UWSOD Competencies: C-01, C-10

Date last updated: 2023-03-20

DENTPC 530

Dental Curriculum Threads

Introduction to Operative Dentistry

Course Director: Alireza Sadr
Credits: 2
Quarters/Yr of Program: Spring / 1

Course Overview

This course presents basic operative topics in lecture format, preparing the student for upcoming courses that provide hands-on operative experience in the simulation labs and clinics. Students examine the underlying principles of dental health and disease, diagnosis and treatment in operative dentistry, as well as materials used in clinical practice.

Learning Objectives

The student who successfully completes this course will be able to:

1. Describe dental caries classifications, risk assessment, and risk management based on national and international guidelines.
2. Apply ethical decision-making and the logic of surgical cavity preparation techniques to clinical scenarios involving dental caries and defects.
3. Apply a basic knowledge of dental composites, bonding agents, and photo-curing strategies to a clinical scenario.
4. Integrate relevant information from patient cases and the dental literature to formulate appropriate diagnostic or treatment decisions.
5. Assess cavity preparations and restorations using accepted clinical nomenclature and standards of clinical care in use in UWSOD clinics.

UWSOD Competencies: C-01, C-02, C-03, C-06, C-09, C-10, C-11, C-12, C-13, C-15, C-16, C-17, C-18, C-19, C-22, C-23, C-24, C-25, C-26, C-28, CE-03, CE-06, CE-07

Date last updated: 2023-03-20

DENTFN 533

Dental Curriculum Threads

Oral Histology & Embryology 2

Course Director: Tracy Popowics (Seattle) & Judd Case (RIDE Spokane)
Credits: 3
Quarters/Yr of Program: Spring/1

Course Overview

In this second course in oral histology and embryology, dental students continue to study the development, microscopic and submicroscopic structure, and functional aspects of hard and soft oral tissues. Included are the embryonic development of the head and neck; morphodifferentiation of face and oral structures; and relationships between development and structure, and structure and function in the histology or ultrastructure of oral tissues. This knowledge is foundational to a deep understanding of human disease.
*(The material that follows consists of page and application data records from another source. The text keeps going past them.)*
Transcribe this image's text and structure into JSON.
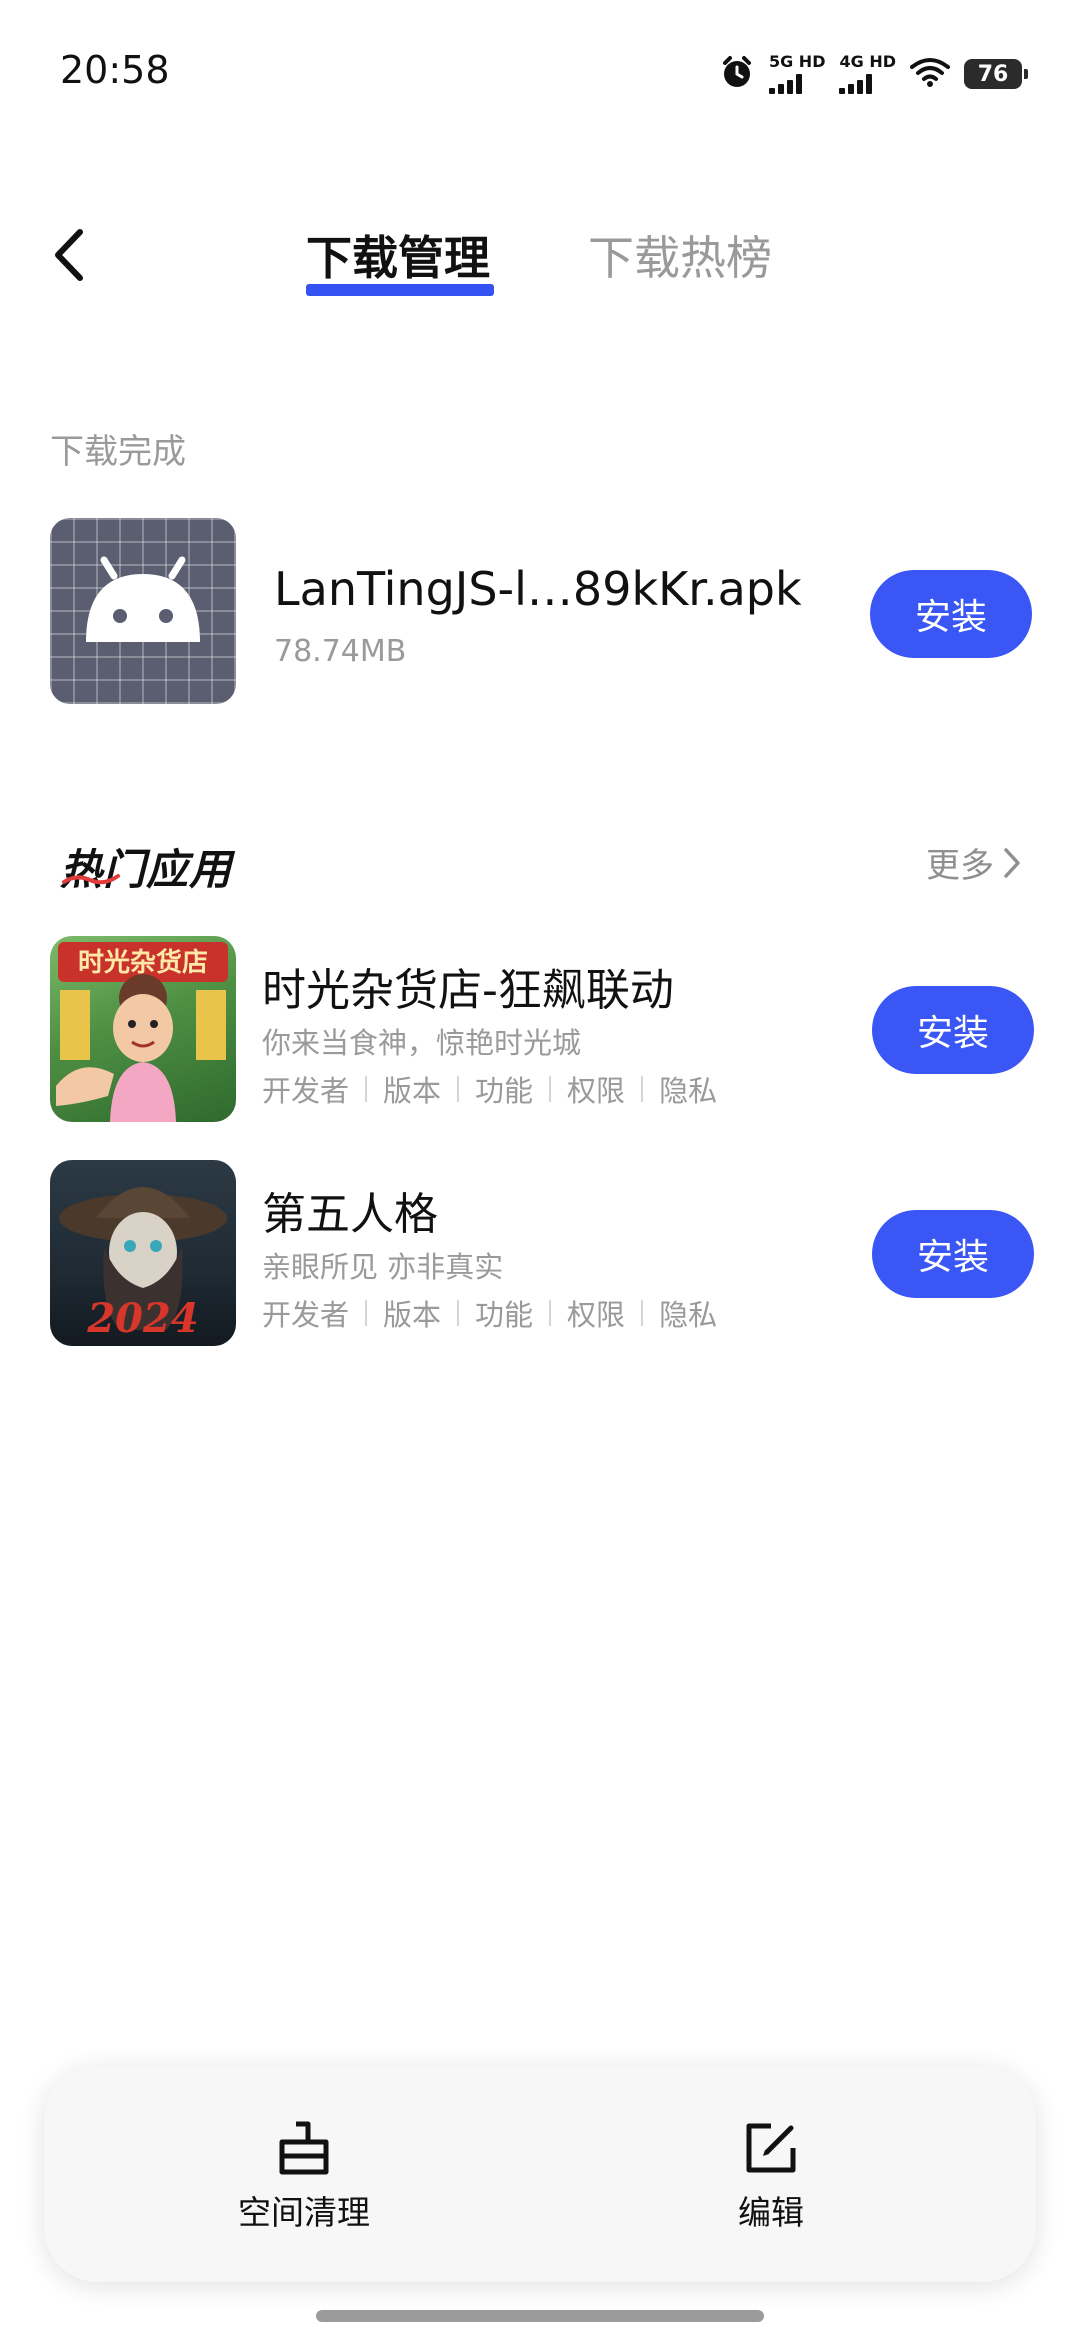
{
  "status_bar": {
    "time": "20:58",
    "sim1_label": "5G HD",
    "sim2_label": "4G HD",
    "battery": "76"
  },
  "header": {
    "tab_download_manage": "下载管理",
    "tab_download_hot": "下载热榜",
    "accent_color": "#3552f2"
  },
  "downloaded": {
    "section_label": "下载完成",
    "items": [
      {
        "name": "LanTingJS-l…89kKr.apk",
        "size": "78.74MB",
        "install_label": "安装"
      }
    ]
  },
  "hot_apps": {
    "title": "热门应用",
    "more_label": "更多",
    "apps": [
      {
        "name": "时光杂货店-狂飙联动",
        "desc": "你来当食神，惊艳时光城",
        "icon_text": "时光杂货店",
        "meta": [
          "开发者",
          "版本",
          "功能",
          "权限",
          "隐私"
        ],
        "install_label": "安装"
      },
      {
        "name": "第五人格",
        "desc": "亲眼所见 亦非真实",
        "icon_text": "2024",
        "meta": [
          "开发者",
          "版本",
          "功能",
          "权限",
          "隐私"
        ],
        "install_label": "安装"
      }
    ]
  },
  "toolbar": {
    "clean_label": "空间清理",
    "edit_label": "编辑"
  }
}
Learning Objectives

The student who successfully completes this course will be able to:

1. Describe the biological principles and details of the development, structure, and function of oral tissues.
2. Describe the normal structures of the oral tissues in preparation for courses in oral pathology and oral medicine.
3. Explain the basis for rational therapy through the application of basic science principles to the diagnosis and treatment of clinical problems.

UWSOD Competencies: C-01, C-03, CE-02, CE-03

Date last updated: 2023-03-20

DENTFN 531

Dental Curriculum Threads

Gastrointestinal & Endocrine

Course Director: Bruce Silverstein
Credits: 5
Quarters/Yr of Program: Spring / 1

Course Overview

This lecture course provides a comprehensive overview of the gastrointestinal (including the liver) and endocrine systems. Understanding these systems is key to understanding human health and disease for the practice of general dentistry. Students explore relevant anatomy, histology, pathophysiology, and pharmacology. They learn how energy metabolism, nutrition, obesity, and diabetes fit into these systems.

Learning Objectives

The student who successfully completes this course will be able to:

1. Describe the normal physiologic functions of the major endocrine and gastrointestinal organs.
2. Describe the hormonal feedback mechanisms of the endocrine and gastrointestinal systems that result in normal function.
3. Relate altered hormonal feedback mechanisms to disease processes in the endocrine and gastrointestinal systems.
4. Describe the pathologic processes that lead to disease in the endocrine and gastrointestinal organ systems.
5. Describe the etiology of the major diseases that affect the gastrointestinal tract, the liver, and the endocrine system.
6. Describe the clinical manifestations of the major diseases that affect the gastrointestinal tract, the liver, and the endocrine system and their oral components.
7. Relate knowledge of the cellular structures of the tissues and organs to their normal function in the endocrine and gastrointestinal systems.

UWSOD Competencies: C-01, C-03, C-10, C-11, C-17, C-18, C-26, C-28, C-31, CE-02, CE-03, CE-06

Date last updated: 2023-03-20